Just spot extraordinary metaphors in those six lines by means of Van Jordan. This is the “sea” of time. This is an extended metaphor that is in addition accelerated to its characteristic of coldness, depth, and then edges and voyage via it.
Example #5: The Sun Rising (By John Donne)
“Busy old fool, unruly solar,
Why dost thou thus,
Through windows, and via curtains call on us?”
This is another instance of an awesome metaphor in which the solar is being referred to as a fool by using John Done, who is well-known for his use of peculiar metaphors.
Example #6: Paradise Lost, Book 1 (By John Milton)
“Invoke thy resource to my adventrous Song,
That with no center flight intends to soar
Above th’ Aonian Mount”
This is a good metaphor by means of Milton, from his epic Paradise Lost. Here, Milton has in comparison his poetry to a dove.
Example #7: i convey your heart with me (By E. E. Cummings)
“…and it’s you are whatever a moon has always meant
and whatever a solar will constantly sing is you …”
Here E. E. Cummings has in comparison his cherished to the moon, as well as to the solar. This is another proper metaphor by way of a present day poet.
Example #8: The Storm (By Kate Chopin)
“Her mouth became a fountain of delight. And while he possessed her, they appeared to swoon collectively on the very borderland of life’s mystery.”
Just test the distinction of the usage of a metaphor in only one sentence. The 2nd one is its extension.
Example #9: The Call of Cthulhu (By H.P. Lovecraft)
“We live on a placid island of ignorance in the midst of black seas of infinity, and it was no longer supposed that we should voyage far. The sciences, each straining in its very own direction, have hitherto harmed us little; however some day the piecing together of dissociated knowledge will open up such terrifying vistas of reality, and of our frightful role therein, that we will either cross mad from the revelation or flee from the light into the peace and protection of a new dark age.””
Lovecraft has fantastically used metaphors to describe the state of affairs on this paragraph. Just examine the underlined terms to see this metaphorical beauty.
Metaphor Meaning and Function
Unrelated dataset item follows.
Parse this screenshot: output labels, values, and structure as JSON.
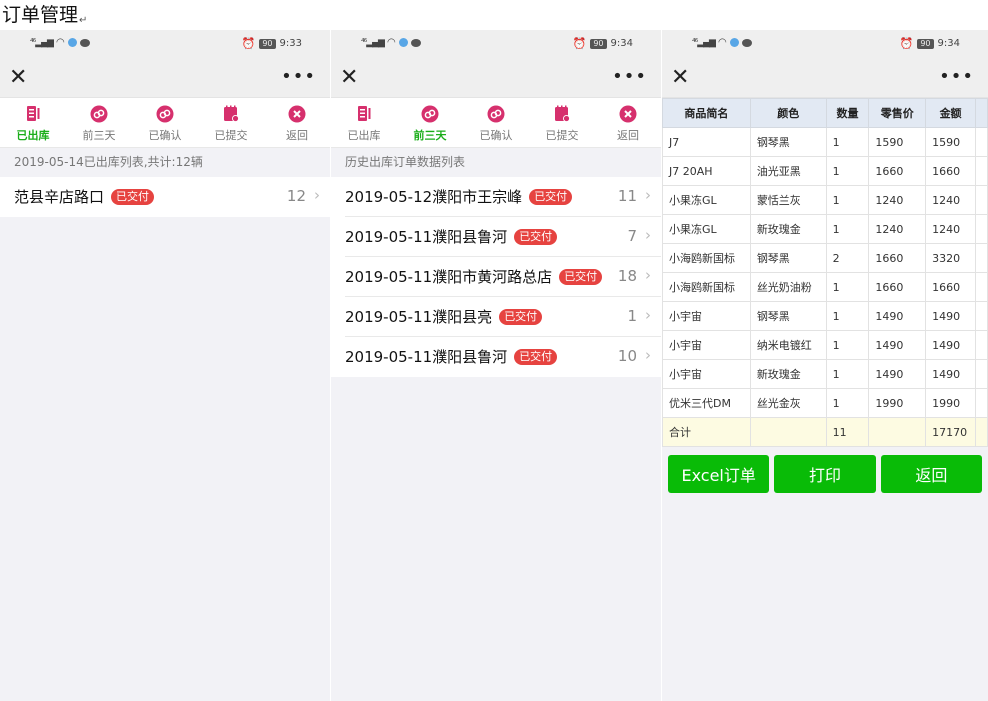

From the above arguments, explanations, and examples, we are able to easily infer the feature of metaphors; both in our daily lives and in a piece of literature. Using suitable metaphors appeals immediately to the senses of listeners or readers, sharpening their imaginations to recognize what's being communicated to them. Moreover, it gives a lifestyles-like great to our conversations and the characters of fiction or poetry. Metaphors also are methods of thinking, supplying the listeners and the readers sparkling approaches of examining ideas and viewing the world.
Popular Literary Devices
- Ad Hominem
- Deus Ex Machina
- Double Entendre
- Flash Forward
- Half Rhyme
- Internal Rhyme
- Line Break
- Non Sequitur
- Pathetic Fallacy
- Poetic Justice
- Point of View
- Red Herring
- Tragic Flaw